In that 2012 Pew Research study, fathers were asked about the amount of time they spend with their kids and 46% said that they spend more time with their kids now than their parents spent with them. So while last generation’s football commercials spoke to a dad who couldn’t wait to leave work and hang out with his friends at a bar, they’re now speaking to a dad who is willing to take a pay cut to work from home so he can spend more time with his kids.
Letting dad have some paternity leave and personal/sick days pays off; dads that spend more time with their kids feel a greater satisfaction at their job and are less likely to leave their company, said a 2014 study found in the Academy of Management.
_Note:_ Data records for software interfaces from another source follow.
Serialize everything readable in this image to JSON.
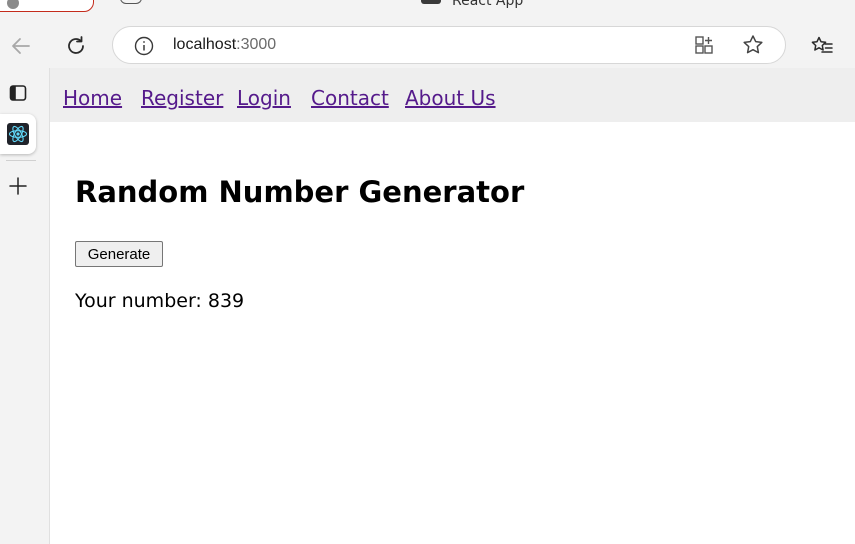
{
  "browser": {
    "tab_title": "React App",
    "address": {
      "host": "localhost",
      "port": ":3000"
    }
  },
  "nav": {
    "links": [
      "Home",
      "Register",
      "Login",
      "Contact",
      "About Us"
    ]
  },
  "page": {
    "title": "Random Number Generator",
    "button_label": "Generate",
    "result_label": "Your number: ",
    "result_value": "839"
  },
  "colors": {
    "link_visited": "#551a8b",
    "navbar_bg": "#eeeeee",
    "react_logo": "#00a3d9"
  },
  "icons": {
    "back": "arrow-left-icon",
    "refresh": "refresh-icon",
    "info": "info-icon",
    "extensions": "extensions-icon",
    "favorite": "star-icon",
    "favorites_list": "favorites-icon",
    "panel": "tab-panel-icon",
    "react": "react-logo-icon",
    "new_tab": "plus-icon"
  }
}
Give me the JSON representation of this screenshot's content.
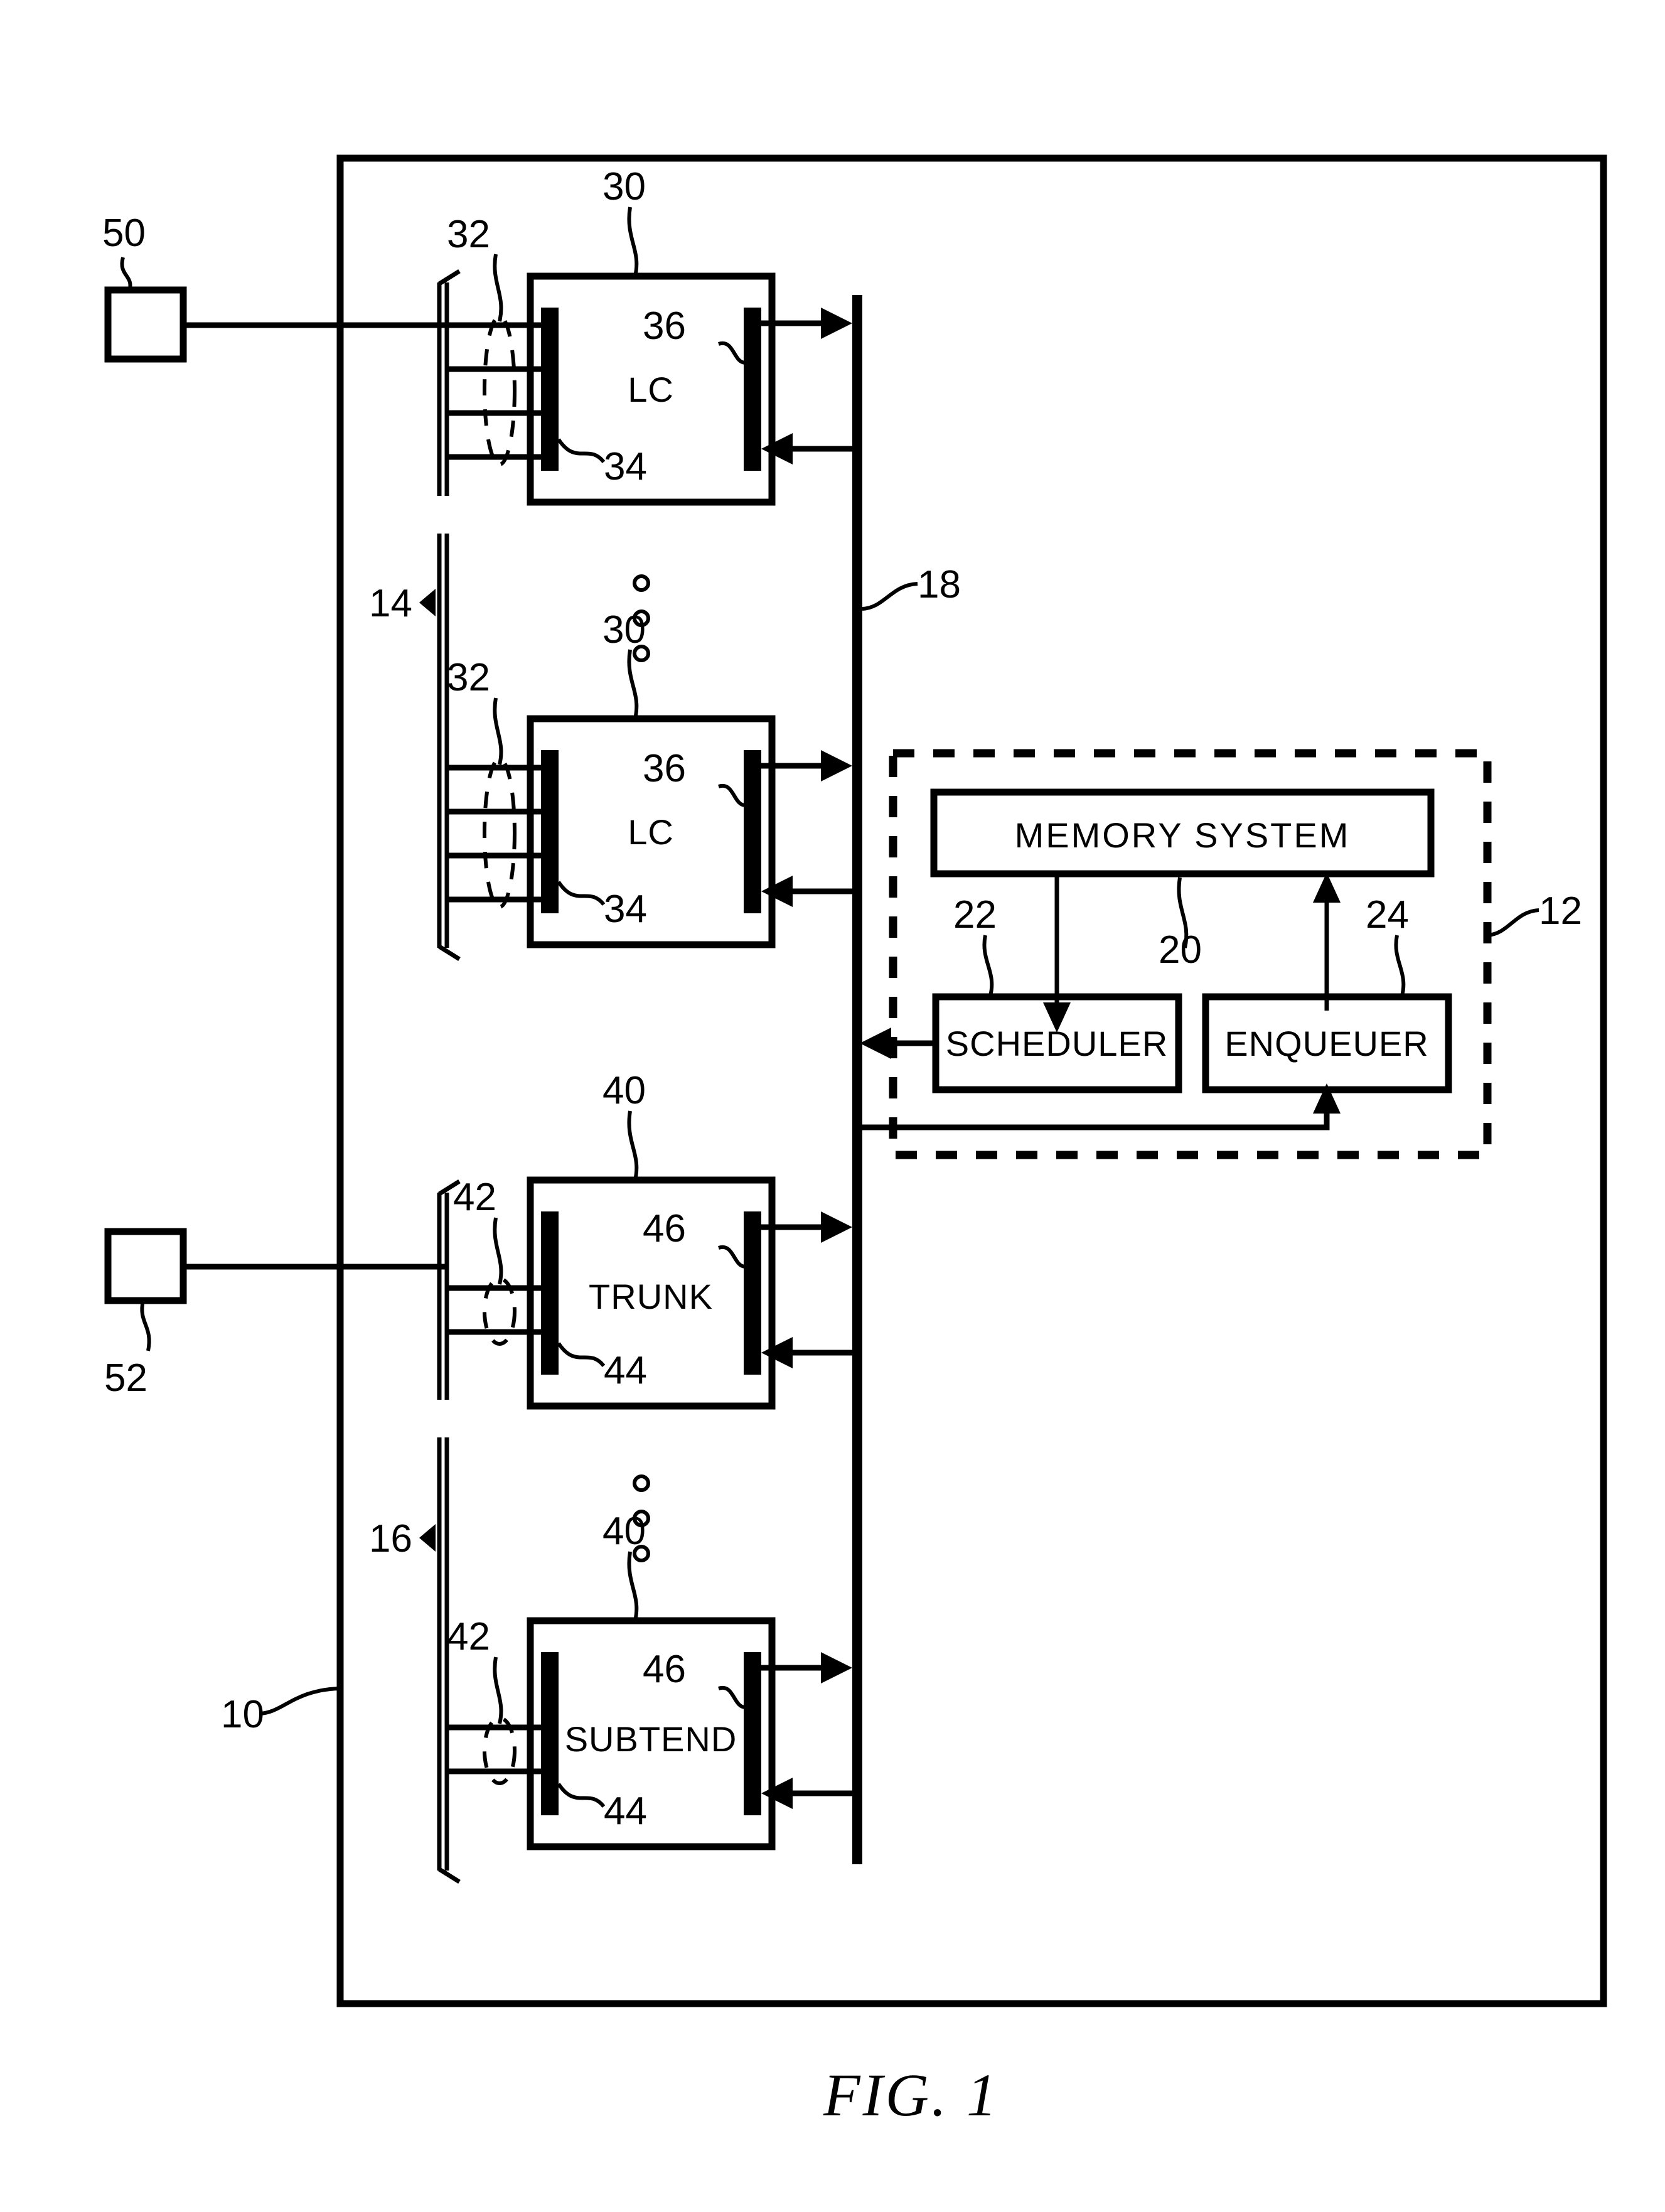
{
  "figure": {
    "caption": "FIG.  1",
    "title_context": "Patent line drawing of a switching node block diagram"
  },
  "reference_numerals": {
    "outer_chassis": "10",
    "switch_fabric_core": "12",
    "line_card_group": "14",
    "trunk_group": "16",
    "bus": "18",
    "memory_system": "20",
    "scheduler": "22",
    "enqueuer": "24",
    "line_card_top": "30",
    "line_card_top_ports": "32",
    "line_card_top_ingress": "34",
    "line_card_top_egress": "36",
    "line_card_bottom": "30",
    "line_card_bottom_ports": "32",
    "line_card_bottom_ingress": "34",
    "line_card_bottom_egress": "36",
    "trunk_card": "40",
    "trunk_ports": "42",
    "trunk_ingress": "44",
    "trunk_egress": "46",
    "subtend_card": "40",
    "subtend_ports": "42",
    "subtend_ingress": "44",
    "subtend_egress": "46",
    "external_node_top": "50",
    "external_node_bottom": "52"
  },
  "blocks": {
    "line_card_top": {
      "label": "LC"
    },
    "line_card_bottom": {
      "label": "LC"
    },
    "trunk_card": {
      "label": "TRUNK"
    },
    "subtend_card": {
      "label": "SUBTEND"
    },
    "memory_system": {
      "label": "MEMORY  SYSTEM"
    },
    "scheduler": {
      "label": "SCHEDULER"
    },
    "enqueuer": {
      "label": "ENQUEUER"
    }
  },
  "colors": {
    "ink": "#000000",
    "paper": "#ffffff"
  }
}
Meanwhile, single father households are a growing demographic. In 2013, Pew Research said that the number of single father households in the United States jumped ninefold since 1960. Now, they’re only talking about 8% of total households, but that’s still 2.6 million households (as of 2011). The single father household is a growing demographic. In 1960, 14% of single parent households were headed by a father. Now, the stat is 24%.
So with all of these statistics, it’s no wonder why advertisers are willing to put down big bucks to show dads in their commercials; fathers are consumers. Dads buy cars. Dads buy shampoo. They buy food (and not just frozen pizzas), appliances, home improvement supplies.
Last year, we saw at least six commercials featuring fathers during Super Bowl XLVIII. This year, those three big advertisers – Toyota, Nissan and Dove Men+Care – came out of the gates aiming at fathers. Will there be more during the game? Definitely.
Sure, we’ll still see a lot of breasts, beer and burgers in Super Bowl commercials, but by and large, fathers are emerging as a justifiably bankable demographic, and that’s cause enough for dads everywhere to do an end zone dance.